Only the number is needed: how many lines of the entries below contain the word "Next".

**Input material**
# # # # # # #

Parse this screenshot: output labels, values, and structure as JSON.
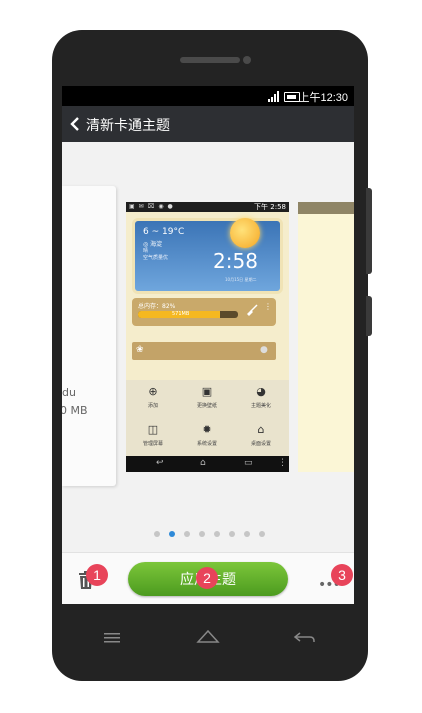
{
  "status_bar": {
    "time": "上午12:30"
  },
  "header": {
    "title": "清新卡通主题"
  },
  "left_card": {
    "line1": "du",
    "line2": "0 MB"
  },
  "preview": {
    "status_time": "下午 2:58",
    "weather": {
      "temp": "6 ~ 19°C",
      "city": "◎ 海淀",
      "line1": "晴",
      "line2": "空气质量优",
      "clock": "2:58",
      "date": "10月15日 星期二"
    },
    "memory": {
      "label": "总内存：82%",
      "bar_label": "571MB",
      "percent": 82
    },
    "grid": [
      {
        "icon": "add-icon",
        "glyph": "⊕",
        "label": "添加"
      },
      {
        "icon": "wallpaper-icon",
        "glyph": "▣",
        "label": "更换壁纸"
      },
      {
        "icon": "palette-icon",
        "glyph": "◕",
        "label": "主题美化"
      },
      {
        "icon": "screen-manage-icon",
        "glyph": "◫",
        "label": "管理屏幕"
      },
      {
        "icon": "gear-icon",
        "glyph": "✹",
        "label": "系统设置"
      },
      {
        "icon": "home-icon",
        "glyph": "⌂",
        "label": "桌面设置"
      }
    ]
  },
  "pager": {
    "count": 8,
    "active_index": 1
  },
  "bottom_bar": {
    "apply_label": "应用主题"
  },
  "badges": {
    "b1": "1",
    "b2": "2",
    "b3": "3"
  },
  "colors": {
    "accent_green": "#5aab2a",
    "badge_red": "#e8445a",
    "title_bar": "#2d2f33"
  }
}
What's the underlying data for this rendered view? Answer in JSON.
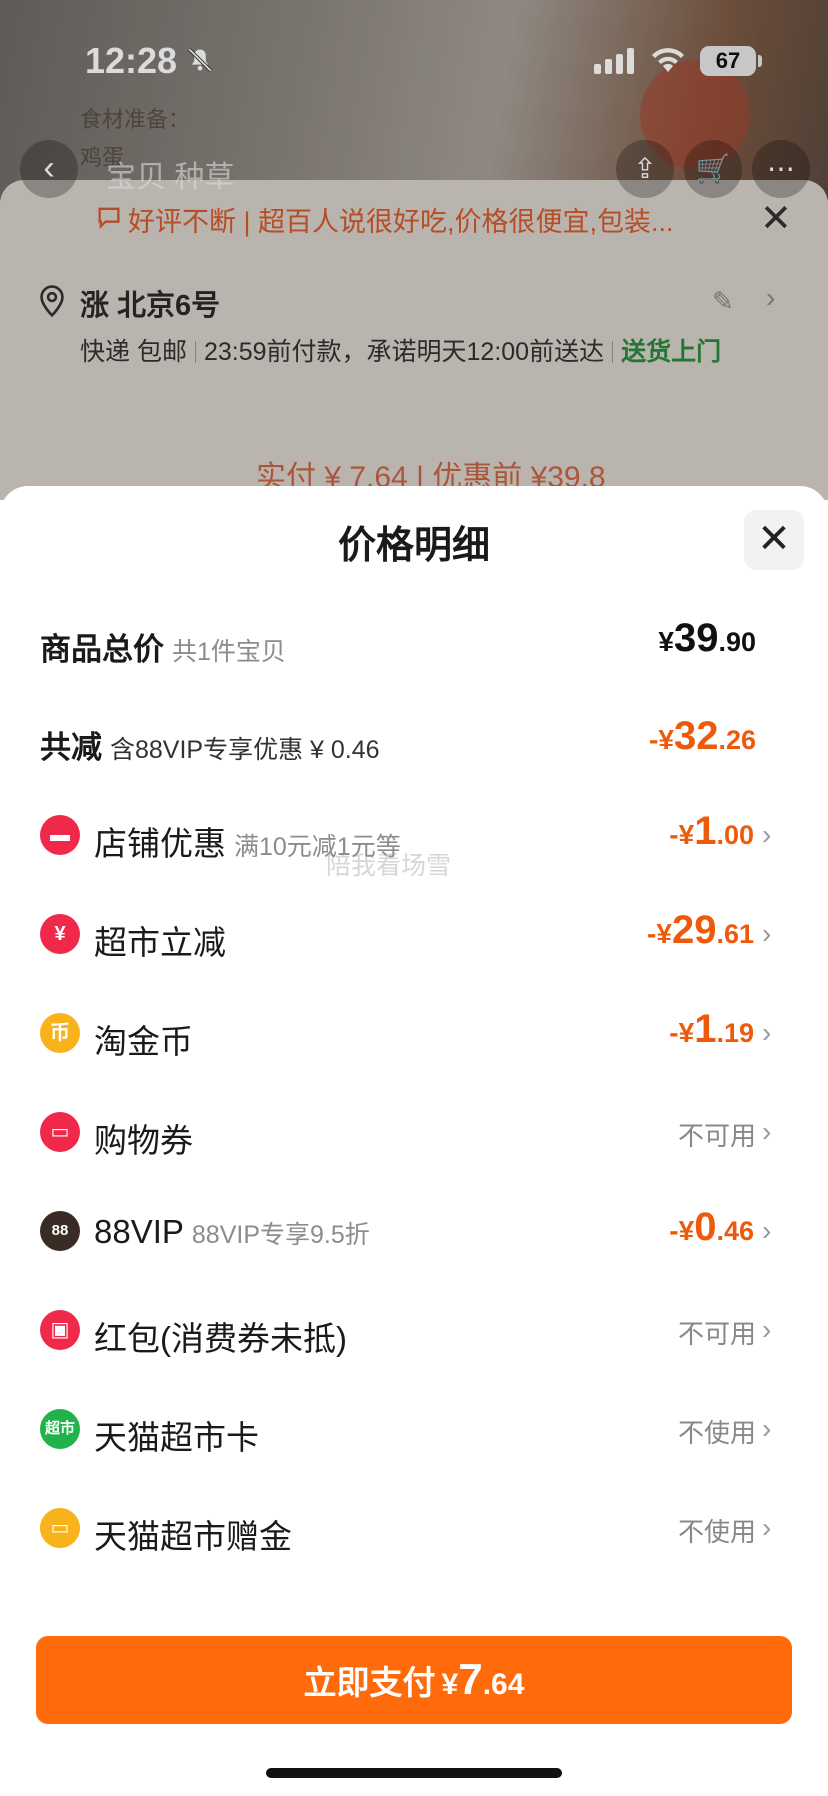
{
  "status_bar": {
    "time": "12:28",
    "battery": "67"
  },
  "background": {
    "photo_text": "食材准备：",
    "photo_text2": "鸡蛋",
    "tabs": "宝贝  种草",
    "notice": "好评不断 | 超百人说很好吃,价格很便宜,包装...",
    "address_name": "涨 北京6号",
    "delivery": "快递 包邮",
    "deadline": "23:59前付款，承诺明天12:00前送达",
    "door": "送货上门",
    "paid_summary": "实付 ¥ 7.64 | 优惠前 ¥39.8"
  },
  "sheet": {
    "title": "价格明细",
    "total": {
      "label": "商品总价",
      "sub": "共1件宝贝",
      "currency": "¥",
      "int": "39",
      "dec": ".90"
    },
    "reduce": {
      "label": "共减",
      "sub": "含88VIP专享优惠 ¥ 0.46",
      "prefix": "-¥",
      "int": "32",
      "dec": ".26"
    },
    "items": [
      {
        "label": "店铺优惠",
        "sub": "满10元减1元等",
        "prefix": "-¥",
        "int": "1",
        "dec": ".00",
        "icon": "store-coupon-icon",
        "color": "#f0294b"
      },
      {
        "label": "超市立减",
        "sub": "",
        "prefix": "-¥",
        "int": "29",
        "dec": ".61",
        "icon": "yen-discount-icon",
        "color": "#f0294b"
      },
      {
        "label": "淘金币",
        "sub": "",
        "prefix": "-¥",
        "int": "1",
        "dec": ".19",
        "icon": "gold-coin-icon",
        "color": "#f7b21c"
      },
      {
        "label": "购物券",
        "sub": "",
        "status": "不可用",
        "icon": "ticket-icon",
        "color": "#f0294b"
      },
      {
        "label": "88VIP",
        "sub": "88VIP专享9.5折",
        "prefix": "-¥",
        "int": "0",
        "dec": ".46",
        "icon": "vip-88-icon",
        "color": "#3a2c24"
      },
      {
        "label": "红包(消费券未抵)",
        "sub": "",
        "status": "不可用",
        "icon": "red-packet-icon",
        "color": "#f0294b"
      },
      {
        "label": "天猫超市卡",
        "sub": "",
        "status": "不使用",
        "icon": "tmall-supermarket-card-icon",
        "color": "#21b24b"
      },
      {
        "label": "天猫超市赠金",
        "sub": "",
        "status": "不使用",
        "icon": "gift-money-icon",
        "color": "#f7b21c"
      }
    ],
    "watermark": "陪我看场雪",
    "pay_button": {
      "label": "立即支付",
      "currency": "¥",
      "int": "7",
      "dec": ".64"
    }
  }
}
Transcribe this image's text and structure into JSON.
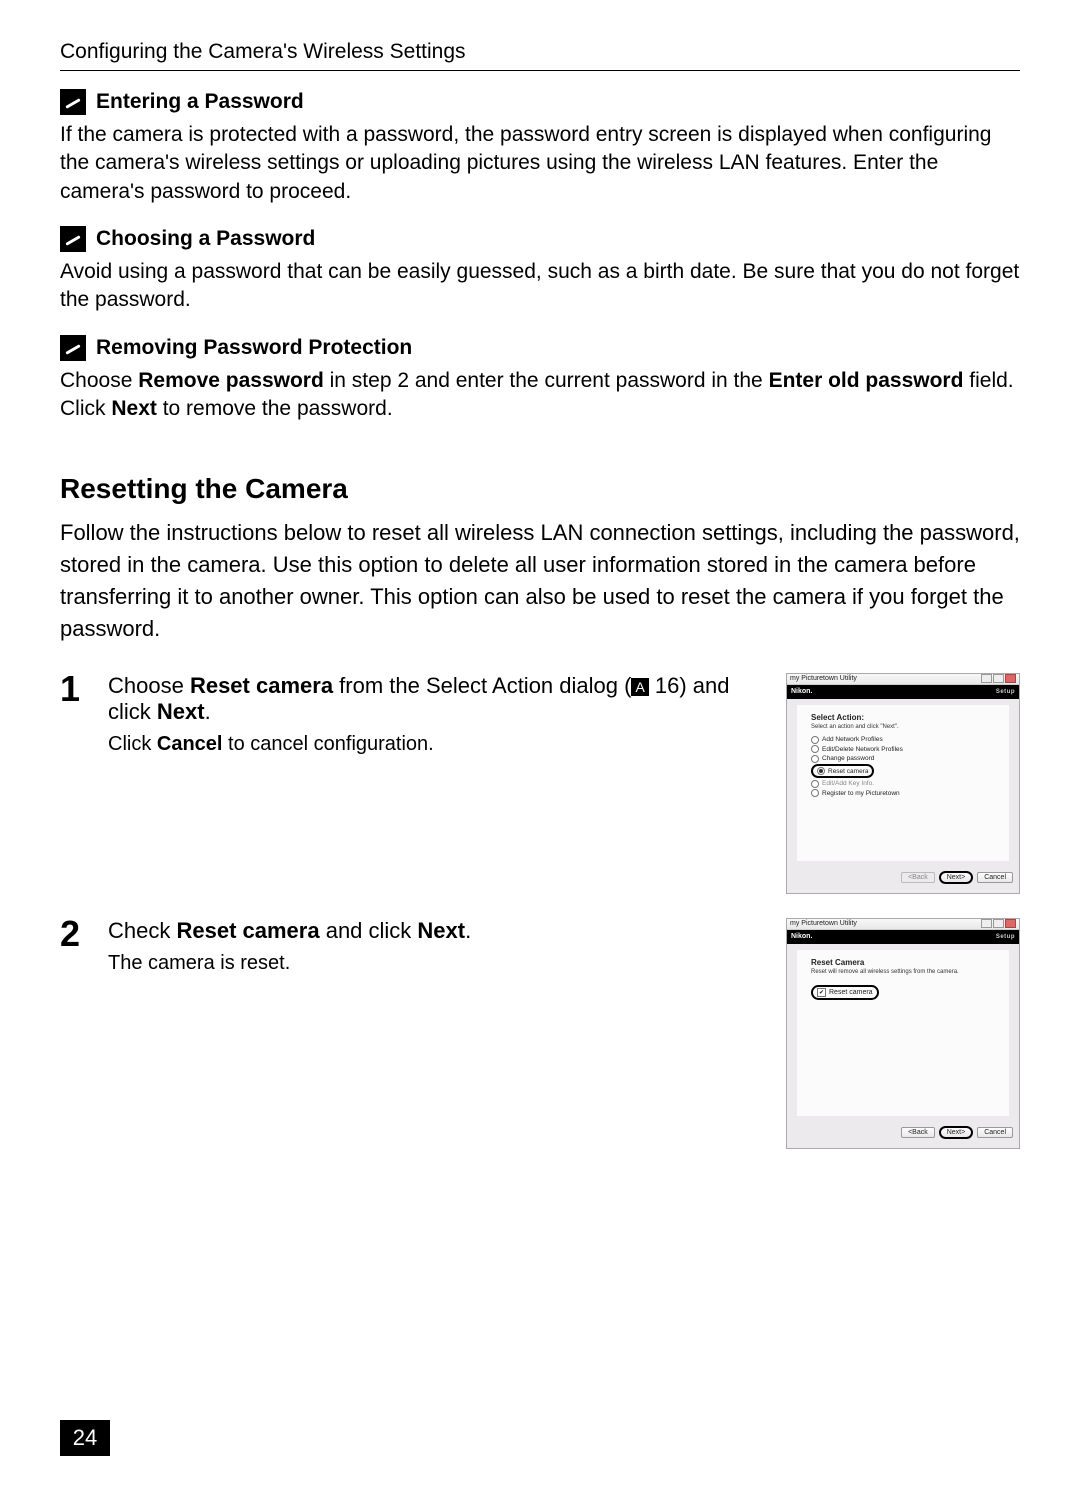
{
  "header": {
    "title": "Configuring the Camera's Wireless Settings"
  },
  "notes": {
    "n1": {
      "title": "Entering a Password",
      "body_pre": "If the camera is protected with a password, the password entry screen is displayed when configuring the camera's wireless settings or uploading pictures using the wireless LAN features. Enter the camera's password to proceed."
    },
    "n2": {
      "title": "Choosing a Password",
      "body": "Avoid using a password that can be easily guessed, such as a birth date. Be sure that you do not forget the password."
    },
    "n3": {
      "title": "Removing Password Protection",
      "body_1": "Choose ",
      "body_b1": "Remove password",
      "body_2": " in step 2 and enter the current password in the ",
      "body_b2": "Enter old password",
      "body_3": " field. Click ",
      "body_b3": "Next",
      "body_4": " to remove the password."
    }
  },
  "section": {
    "heading": "Resetting the Camera",
    "intro": "Follow the instructions below to reset all wireless LAN connection settings, including the password, stored in the camera. Use this option to delete all user information stored in the camera before transferring it to another owner. This option can also be used to reset the camera if you forget the password."
  },
  "step1": {
    "num": "1",
    "line_a": "Choose ",
    "line_b": "Reset camera",
    "line_c": " from the Select Action dialog (",
    "ref": "A",
    "refnum": " 16) and click ",
    "line_d": "Next",
    "line_e": ".",
    "sub_a": "Click ",
    "sub_b": "Cancel",
    "sub_c": " to cancel configuration."
  },
  "step2": {
    "num": "2",
    "line_a": "Check ",
    "line_b": "Reset camera",
    "line_c": " and click ",
    "line_d": "Next",
    "line_e": ".",
    "sub": "The camera is reset."
  },
  "dialog": {
    "window_title": "my Picturetown Utility",
    "brand": "Nikon.",
    "setup_label": "Setup",
    "select_action": {
      "heading": "Select Action:",
      "sub": "Select an action and click \"Next\".",
      "options": {
        "o1": "Add Network Profiles",
        "o2": "Edit/Delete Network Profiles",
        "o3": "Change password",
        "o4": "Reset camera",
        "o5": "Edit/Add Key Info.",
        "o6": "Register to my Picturetown"
      }
    },
    "reset_camera": {
      "heading": "Reset Camera",
      "sub": "Reset will remove all wireless settings from the camera.",
      "chk": "Reset camera"
    },
    "buttons": {
      "back": "<Back",
      "next": "Next>",
      "cancel": "Cancel"
    }
  },
  "page_number": "24"
}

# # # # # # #

**Output of the task**
5